- [Exercise aim] Word for word, restate each of the records below.

- [Materials provided]
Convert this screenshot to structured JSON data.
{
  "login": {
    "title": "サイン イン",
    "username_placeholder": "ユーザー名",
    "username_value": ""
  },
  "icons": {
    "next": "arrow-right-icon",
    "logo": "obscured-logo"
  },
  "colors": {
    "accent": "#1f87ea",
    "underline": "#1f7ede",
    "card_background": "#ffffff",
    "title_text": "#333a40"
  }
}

- [Answer space]
Convert this screenshot to structured JSON data.
{
  "login": {
    "title": "サイン イン",
    "username_placeholder": "ユーザー名",
    "username_value": ""
  },
  "icons": {
    "next": "arrow-right-icon",
    "logo": "obscured-logo"
  },
  "colors": {
    "accent": "#1f87ea",
    "underline": "#1f7ede",
    "card_background": "#ffffff",
    "title_text": "#333a40"
  }
}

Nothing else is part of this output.